» **Directions**
Write the listing out again word for word, leaving each picture behind.
=== Section Start ===
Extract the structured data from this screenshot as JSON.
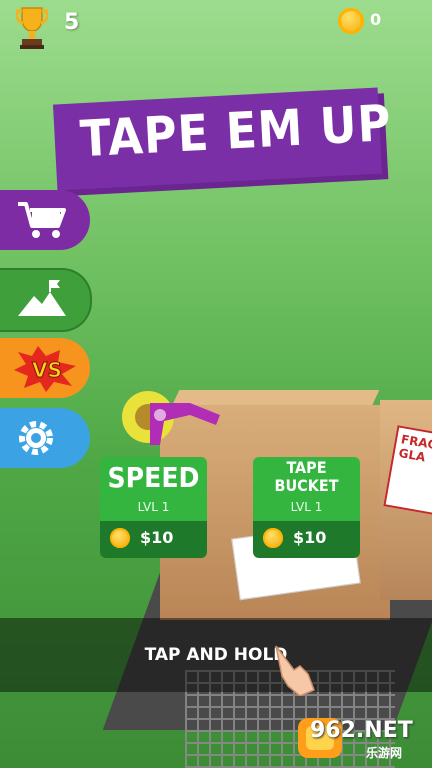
{
  "hud": {
    "trophy_count": "5",
    "coin_count": "0",
    "icons": [
      "trophy-icon",
      "coin-icon"
    ]
  },
  "title": "TAPE EM UP",
  "side_menu": [
    {
      "name": "shop",
      "icon": "shopping-cart-icon",
      "color": "#7d2ca3"
    },
    {
      "name": "levels",
      "icon": "mountain-flag-icon",
      "color": "#3e9f3b"
    },
    {
      "name": "versus",
      "label": "VS",
      "icon": "versus-badge-icon",
      "color": "#f7941d"
    },
    {
      "name": "settings",
      "icon": "gear-icon",
      "color": "#3ba3e3"
    }
  ],
  "upgrades": {
    "speed": {
      "title": "SPEED",
      "level": "LVL 1",
      "price": "$10"
    },
    "bucket": {
      "title_line1": "TAPE",
      "title_line2": "BUCKET",
      "level": "LVL 1",
      "price": "$10"
    }
  },
  "scene": {
    "fragile_label": "FRAG GLA"
  },
  "instruction": "TAP AND HOLD",
  "watermark": {
    "site": "962.NET",
    "name": "乐游网"
  },
  "colors": {
    "card_green": "#33b53f",
    "banner_purple": "#7b2fa6",
    "coin_gold": "#f5a300"
  }
}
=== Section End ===
» **Response box**
Extract the structured data from this screenshot as JSON.
{
  "hud": {
    "trophy_count": "5",
    "coin_count": "0",
    "icons": [
      "trophy-icon",
      "coin-icon"
    ]
  },
  "title": "TAPE EM UP",
  "side_menu": [
    {
      "name": "shop",
      "icon": "shopping-cart-icon",
      "color": "#7d2ca3"
    },
    {
      "name": "levels",
      "icon": "mountain-flag-icon",
      "color": "#3e9f3b"
    },
    {
      "name": "versus",
      "label": "VS",
      "icon": "versus-badge-icon",
      "color": "#f7941d"
    },
    {
      "name": "settings",
      "icon": "gear-icon",
      "color": "#3ba3e3"
    }
  ],
  "upgrades": {
    "speed": {
      "title": "SPEED",
      "level": "LVL 1",
      "price": "$10"
    },
    "bucket": {
      "title_line1": "TAPE",
      "title_line2": "BUCKET",
      "level": "LVL 1",
      "price": "$10"
    }
  },
  "scene": {
    "fragile_label": "FRAG GLA"
  },
  "instruction": "TAP AND HOLD",
  "watermark": {
    "site": "962.NET",
    "name": "乐游网"
  },
  "colors": {
    "card_green": "#33b53f",
    "banner_purple": "#7b2fa6",
    "coin_gold": "#f5a300"
  }
}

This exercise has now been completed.